Thursday, April 21, 2005

Step #3 Determining the best move

Chess is a game of war. Your objective is to overwhelm the opponents' king, but that shouldn't be your target every move. To know which of your pieces to move, you have to ask yourself a series of simple questions. We'll talk about the first one today: Can the opponent check or checkmate me right now if it was his/her turn?
This question right here will hopefully save you from that surprise checkmate. Evaluate the opponent's position, and don't underestimate them. Even if they are 7 years old, they're playing with the same pieces you are. Look closely for some of the simpler mates. If it's early in the game, watch your King's Bishop's pawn for threats against it. Learn the quick mates, and beware of them. Mark Lowery has an index of checkmating patterns you should learn to identify. Review these until you know them. They may even win you some games early on.
If the answer to this first question is yes, then answer the threat. Do what you can to stop the mating attack. If you have multiple ways to stop the threat, choose the way that will re-threaten the opponent to make them back off.

Tuesday, April 05, 2005

Step #2 - Stop Hanging Your Pieces

Soon after you learn to play chess, you have your first hurdle to overcome. You'll probably 'hang' your pieces. This means that you'll leave your pieces hanging out in the open with no defense. Before you move for your turn, review each and every one of your pieces (including pawns) to see if the opponent can take them for free or for cheap.
Let's say you have two pieces that can be taken by the opponent.
  • A knight that can be taken by their queen but the queen can be retaken by another piece
  • A pawn that can be taken by their bishop, but you cannot retake the bishop.

  • In this case, trading a knight for a queen is fine - focus instead on the free pawn. Games are won by your opponent racking up advantages on you, even one point at a time.
    By now, you should know the relative values of the pieces...
    1 - pawn
    3 - knight, bishop (worth about the same depending on the board position)
    5 - rook
    9 - queen
    infinite - king

    Thursday, March 17, 2005

    Step #1 - Learn the Rules

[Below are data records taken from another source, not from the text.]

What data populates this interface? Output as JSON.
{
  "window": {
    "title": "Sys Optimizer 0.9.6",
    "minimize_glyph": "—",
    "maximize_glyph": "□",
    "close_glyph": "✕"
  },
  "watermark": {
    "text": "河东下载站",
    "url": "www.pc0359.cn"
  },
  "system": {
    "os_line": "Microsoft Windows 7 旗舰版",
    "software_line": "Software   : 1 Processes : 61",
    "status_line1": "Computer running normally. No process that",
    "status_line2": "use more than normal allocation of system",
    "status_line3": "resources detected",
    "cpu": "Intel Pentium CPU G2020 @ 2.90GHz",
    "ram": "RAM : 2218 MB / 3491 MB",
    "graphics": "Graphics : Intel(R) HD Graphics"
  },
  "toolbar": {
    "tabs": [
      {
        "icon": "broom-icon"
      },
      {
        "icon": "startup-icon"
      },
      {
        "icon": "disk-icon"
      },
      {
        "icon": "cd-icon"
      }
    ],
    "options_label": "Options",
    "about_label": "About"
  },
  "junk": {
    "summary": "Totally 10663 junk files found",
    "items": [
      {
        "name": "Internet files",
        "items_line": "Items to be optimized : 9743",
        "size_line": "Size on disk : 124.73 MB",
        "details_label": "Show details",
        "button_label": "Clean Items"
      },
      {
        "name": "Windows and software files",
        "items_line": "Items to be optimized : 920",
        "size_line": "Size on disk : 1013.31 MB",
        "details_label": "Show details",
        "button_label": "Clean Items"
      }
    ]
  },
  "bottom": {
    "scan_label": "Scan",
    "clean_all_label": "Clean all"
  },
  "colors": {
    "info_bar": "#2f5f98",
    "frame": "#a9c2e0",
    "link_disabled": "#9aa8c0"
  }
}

    Of course, there are numerous ways to do this. You could play online, check out web pages such as The Illustrated Rules of Chess and the more complete, but not quite so illustrated F.I.D.E. Laws of Chess. There are plenty of places to play online and each locale will have its own level of play. Playing at Pogo will give you chances to win money and to play other beginners.